* **Exercise**:
Below is a set of entries; copy all of them exactly.
◆ ◆ ◆ ◆ ◆ ◆ ◆
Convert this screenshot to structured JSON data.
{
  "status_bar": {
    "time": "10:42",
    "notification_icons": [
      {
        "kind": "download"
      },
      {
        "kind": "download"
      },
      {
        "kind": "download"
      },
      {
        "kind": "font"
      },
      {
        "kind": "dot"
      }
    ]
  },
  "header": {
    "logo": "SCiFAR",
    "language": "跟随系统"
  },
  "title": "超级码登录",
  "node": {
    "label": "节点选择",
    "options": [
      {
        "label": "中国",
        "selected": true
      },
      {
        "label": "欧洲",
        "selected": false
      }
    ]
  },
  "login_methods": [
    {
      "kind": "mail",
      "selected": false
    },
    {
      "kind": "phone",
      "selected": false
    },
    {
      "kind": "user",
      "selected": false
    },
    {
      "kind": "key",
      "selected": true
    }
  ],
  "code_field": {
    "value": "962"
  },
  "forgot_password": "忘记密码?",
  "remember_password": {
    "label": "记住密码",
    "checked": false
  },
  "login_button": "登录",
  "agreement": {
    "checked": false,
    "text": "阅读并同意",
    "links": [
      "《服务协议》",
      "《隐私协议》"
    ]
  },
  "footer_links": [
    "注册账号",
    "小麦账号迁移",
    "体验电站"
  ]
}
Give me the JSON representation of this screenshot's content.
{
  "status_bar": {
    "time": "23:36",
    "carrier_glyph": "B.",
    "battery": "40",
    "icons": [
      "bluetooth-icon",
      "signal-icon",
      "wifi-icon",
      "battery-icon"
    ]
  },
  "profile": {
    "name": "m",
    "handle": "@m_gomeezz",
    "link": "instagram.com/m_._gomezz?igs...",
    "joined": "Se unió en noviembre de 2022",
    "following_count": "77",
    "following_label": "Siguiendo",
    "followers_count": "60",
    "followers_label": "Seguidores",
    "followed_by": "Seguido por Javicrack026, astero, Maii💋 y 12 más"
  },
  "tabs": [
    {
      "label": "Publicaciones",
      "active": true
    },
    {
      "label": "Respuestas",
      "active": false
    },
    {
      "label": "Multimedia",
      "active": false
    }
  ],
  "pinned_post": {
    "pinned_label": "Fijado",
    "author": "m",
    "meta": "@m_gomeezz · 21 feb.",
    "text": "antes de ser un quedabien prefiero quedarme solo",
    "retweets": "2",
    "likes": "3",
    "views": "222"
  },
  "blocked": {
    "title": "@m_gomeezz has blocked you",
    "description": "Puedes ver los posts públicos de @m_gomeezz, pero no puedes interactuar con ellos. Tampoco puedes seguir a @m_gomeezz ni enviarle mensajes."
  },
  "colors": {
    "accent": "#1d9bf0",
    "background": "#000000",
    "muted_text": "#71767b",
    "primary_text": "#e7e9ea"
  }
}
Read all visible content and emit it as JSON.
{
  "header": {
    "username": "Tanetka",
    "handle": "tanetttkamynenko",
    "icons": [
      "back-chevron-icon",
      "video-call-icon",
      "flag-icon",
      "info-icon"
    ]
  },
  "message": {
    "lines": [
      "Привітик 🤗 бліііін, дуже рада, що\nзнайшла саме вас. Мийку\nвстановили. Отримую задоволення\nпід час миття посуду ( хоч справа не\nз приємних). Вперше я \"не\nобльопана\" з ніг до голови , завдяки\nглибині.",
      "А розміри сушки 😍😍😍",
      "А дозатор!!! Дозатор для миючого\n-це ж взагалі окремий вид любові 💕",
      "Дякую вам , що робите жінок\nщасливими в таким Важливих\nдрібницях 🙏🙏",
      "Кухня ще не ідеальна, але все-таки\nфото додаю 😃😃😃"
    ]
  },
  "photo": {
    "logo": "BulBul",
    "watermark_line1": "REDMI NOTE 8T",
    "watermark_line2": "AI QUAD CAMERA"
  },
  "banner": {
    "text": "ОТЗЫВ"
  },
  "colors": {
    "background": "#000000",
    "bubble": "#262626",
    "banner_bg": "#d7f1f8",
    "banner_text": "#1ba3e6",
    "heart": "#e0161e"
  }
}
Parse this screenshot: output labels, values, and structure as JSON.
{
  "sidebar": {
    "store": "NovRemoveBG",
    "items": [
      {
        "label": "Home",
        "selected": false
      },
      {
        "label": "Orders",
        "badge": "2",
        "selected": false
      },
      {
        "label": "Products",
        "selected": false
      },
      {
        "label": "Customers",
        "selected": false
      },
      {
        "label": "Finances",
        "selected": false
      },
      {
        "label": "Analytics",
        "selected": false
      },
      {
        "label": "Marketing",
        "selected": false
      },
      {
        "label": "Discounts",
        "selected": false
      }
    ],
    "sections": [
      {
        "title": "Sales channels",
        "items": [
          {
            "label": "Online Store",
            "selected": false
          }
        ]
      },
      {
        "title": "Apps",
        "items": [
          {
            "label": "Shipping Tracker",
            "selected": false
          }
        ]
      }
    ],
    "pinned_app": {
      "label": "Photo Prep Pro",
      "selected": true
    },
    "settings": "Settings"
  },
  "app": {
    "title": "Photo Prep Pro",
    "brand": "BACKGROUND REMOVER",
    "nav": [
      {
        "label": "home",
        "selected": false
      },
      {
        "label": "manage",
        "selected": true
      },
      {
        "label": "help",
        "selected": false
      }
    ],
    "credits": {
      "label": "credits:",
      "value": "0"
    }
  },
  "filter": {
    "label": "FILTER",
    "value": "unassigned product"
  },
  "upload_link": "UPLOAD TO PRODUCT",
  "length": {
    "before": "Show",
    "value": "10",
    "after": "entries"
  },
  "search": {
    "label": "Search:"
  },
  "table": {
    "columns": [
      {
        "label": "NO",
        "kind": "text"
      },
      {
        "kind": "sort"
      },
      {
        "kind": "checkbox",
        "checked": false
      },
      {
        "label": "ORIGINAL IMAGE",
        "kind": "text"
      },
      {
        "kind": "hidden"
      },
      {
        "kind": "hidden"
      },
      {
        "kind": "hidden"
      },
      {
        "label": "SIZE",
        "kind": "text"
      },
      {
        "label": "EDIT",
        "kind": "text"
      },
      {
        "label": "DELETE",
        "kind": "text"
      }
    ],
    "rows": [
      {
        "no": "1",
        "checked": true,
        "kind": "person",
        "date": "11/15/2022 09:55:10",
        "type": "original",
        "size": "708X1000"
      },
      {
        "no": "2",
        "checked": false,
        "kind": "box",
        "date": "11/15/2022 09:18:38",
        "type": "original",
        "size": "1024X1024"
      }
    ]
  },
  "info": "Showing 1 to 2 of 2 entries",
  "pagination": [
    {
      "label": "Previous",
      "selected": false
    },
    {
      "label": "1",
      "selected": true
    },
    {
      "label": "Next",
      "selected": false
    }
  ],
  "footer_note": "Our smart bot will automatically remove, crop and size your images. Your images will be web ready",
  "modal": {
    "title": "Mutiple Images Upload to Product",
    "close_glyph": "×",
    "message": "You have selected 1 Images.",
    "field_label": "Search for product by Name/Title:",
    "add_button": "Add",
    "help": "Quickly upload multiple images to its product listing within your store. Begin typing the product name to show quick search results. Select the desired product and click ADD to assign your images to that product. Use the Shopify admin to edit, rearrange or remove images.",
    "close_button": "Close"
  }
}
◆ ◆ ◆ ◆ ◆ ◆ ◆
* **Solution**:
Convert this screenshot to structured JSON data.
{
  "status_bar": {
    "time": "10:42",
    "notification_icons": [
      {
        "kind": "download"
      },
      {
        "kind": "download"
      },
      {
        "kind": "download"
      },
      {
        "kind": "font"
      },
      {
        "kind": "dot"
      }
    ]
  },
  "header": {
    "logo": "SCiFAR",
    "language": "跟随系统"
  },
  "title": "超级码登录",
  "node": {
    "label": "节点选择",
    "options": [
      {
        "label": "中国",
        "selected": true
      },
      {
        "label": "欧洲",
        "selected": false
      }
    ]
  },
  "login_methods": [
    {
      "kind": "mail",
      "selected": false
    },
    {
      "kind": "phone",
      "selected": false
    },
    {
      "kind": "user",
      "selected": false
    },
    {
      "kind": "key",
      "selected": true
    }
  ],
  "code_field": {
    "value": "962"
  },
  "forgot_password": "忘记密码?",
  "remember_password": {
    "label": "记住密码",
    "checked": false
  },
  "login_button": "登录",
  "agreement": {
    "checked": false,
    "text": "阅读并同意",
    "links": [
      "《服务协议》",
      "《隐私协议》"
    ]
  },
  "footer_links": [
    "注册账号",
    "小麦账号迁移",
    "体验电站"
  ]
}
Give me the JSON representation of this screenshot's content.
{
  "status_bar": {
    "time": "23:36",
    "carrier_glyph": "B.",
    "battery": "40",
    "icons": [
      "bluetooth-icon",
      "signal-icon",
      "wifi-icon",
      "battery-icon"
    ]
  },
  "profile": {
    "name": "m",
    "handle": "@m_gomeezz",
    "link": "instagram.com/m_._gomezz?igs...",
    "joined": "Se unió en noviembre de 2022",
    "following_count": "77",
    "following_label": "Siguiendo",
    "followers_count": "60",
    "followers_label": "Seguidores",
    "followed_by": "Seguido por Javicrack026, astero, Maii💋 y 12 más"
  },
  "tabs": [
    {
      "label": "Publicaciones",
      "active": true
    },
    {
      "label": "Respuestas",
      "active": false
    },
    {
      "label": "Multimedia",
      "active": false
    }
  ],
  "pinned_post": {
    "pinned_label": "Fijado",
    "author": "m",
    "meta": "@m_gomeezz · 21 feb.",
    "text": "antes de ser un quedabien prefiero quedarme solo",
    "retweets": "2",
    "likes": "3",
    "views": "222"
  },
  "blocked": {
    "title": "@m_gomeezz has blocked you",
    "description": "Puedes ver los posts públicos de @m_gomeezz, pero no puedes interactuar con ellos. Tampoco puedes seguir a @m_gomeezz ni enviarle mensajes."
  },
  "colors": {
    "accent": "#1d9bf0",
    "background": "#000000",
    "muted_text": "#71767b",
    "primary_text": "#e7e9ea"
  }
}
Read all visible content and emit it as JSON.
{
  "header": {
    "username": "Tanetka",
    "handle": "tanetttkamynenko",
    "icons": [
      "back-chevron-icon",
      "video-call-icon",
      "flag-icon",
      "info-icon"
    ]
  },
  "message": {
    "lines": [
      "Привітик 🤗 бліііін, дуже рада, що\nзнайшла саме вас. Мийку\nвстановили. Отримую задоволення\nпід час миття посуду ( хоч справа не\nз приємних). Вперше я \"не\nобльопана\" з ніг до голови , завдяки\nглибині.",
      "А розміри сушки 😍😍😍",
      "А дозатор!!! Дозатор для миючого\n-це ж взагалі окремий вид любові 💕",
      "Дякую вам , що робите жінок\nщасливими в таким Важливих\nдрібницях 🙏🙏",
      "Кухня ще не ідеальна, але все-таки\nфото додаю 😃😃😃"
    ]
  },
  "photo": {
    "logo": "BulBul",
    "watermark_line1": "REDMI NOTE 8T",
    "watermark_line2": "AI QUAD CAMERA"
  },
  "banner": {
    "text": "ОТЗЫВ"
  },
  "colors": {
    "background": "#000000",
    "bubble": "#262626",
    "banner_bg": "#d7f1f8",
    "banner_text": "#1ba3e6",
    "heart": "#e0161e"
  }
}
Parse this screenshot: output labels, values, and structure as JSON.
{
  "sidebar": {
    "store": "NovRemoveBG",
    "items": [
      {
        "label": "Home",
        "selected": false
      },
      {
        "label": "Orders",
        "badge": "2",
        "selected": false
      },
      {
        "label": "Products",
        "selected": false
      },
      {
        "label": "Customers",
        "selected": false
      },
      {
        "label": "Finances",
        "selected": false
      },
      {
        "label": "Analytics",
        "selected": false
      },
      {
        "label": "Marketing",
        "selected": false
      },
      {
        "label": "Discounts",
        "selected": false
      }
    ],
    "sections": [
      {
        "title": "Sales channels",
        "items": [
          {
            "label": "Online Store",
            "selected": false
          }
        ]
      },
      {
        "title": "Apps",
        "items": [
          {
            "label": "Shipping Tracker",
            "selected": false
          }
        ]
      }
    ],
    "pinned_app": {
      "label": "Photo Prep Pro",
      "selected": true
    },
    "settings": "Settings"
  },
  "app": {
    "title": "Photo Prep Pro",
    "brand": "BACKGROUND REMOVER",
    "nav": [
      {
        "label": "home",
        "selected": false
      },
      {
        "label": "manage",
        "selected": true
      },
      {
        "label": "help",
        "selected": false
      }
    ],
    "credits": {
      "label": "credits:",
      "value": "0"
    }
  },
  "filter": {
    "label": "FILTER",
    "value": "unassigned product"
  },
  "upload_link": "UPLOAD TO PRODUCT",
  "length": {
    "before": "Show",
    "value": "10",
    "after": "entries"
  },
  "search": {
    "label": "Search:"
  },
  "table": {
    "columns": [
      {
        "label": "NO",
        "kind": "text"
      },
      {
        "kind": "sort"
      },
      {
        "kind": "checkbox",
        "checked": false
      },
      {
        "label": "ORIGINAL IMAGE",
        "kind": "text"
      },
      {
        "kind": "hidden"
      },
      {
        "kind": "hidden"
      },
      {
        "kind": "hidden"
      },
      {
        "label": "SIZE",
        "kind": "text"
      },
      {
        "label": "EDIT",
        "kind": "text"
      },
      {
        "label": "DELETE",
        "kind": "text"
      }
    ],
    "rows": [
      {
        "no": "1",
        "checked": true,
        "kind": "person",
        "date": "11/15/2022 09:55:10",
        "type": "original",
        "size": "708X1000"
      },
      {
        "no": "2",
        "checked": false,
        "kind": "box",
        "date": "11/15/2022 09:18:38",
        "type": "original",
        "size": "1024X1024"
      }
    ]
  },
  "info": "Showing 1 to 2 of 2 entries",
  "pagination": [
    {
      "label": "Previous",
      "selected": false
    },
    {
      "label": "1",
      "selected": true
    },
    {
      "label": "Next",
      "selected": false
    }
  ],
  "footer_note": "Our smart bot will automatically remove, crop and size your images. Your images will be web ready",
  "modal": {
    "title": "Mutiple Images Upload to Product",
    "close_glyph": "×",
    "message": "You have selected 1 Images.",
    "field_label": "Search for product by Name/Title:",
    "add_button": "Add",
    "help": "Quickly upload multiple images to its product listing within your store. Begin typing the product name to show quick search results. Select the desired product and click ADD to assign your images to that product. Use the Shopify admin to edit, rearrange or remove images.",
    "close_button": "Close"
  }
}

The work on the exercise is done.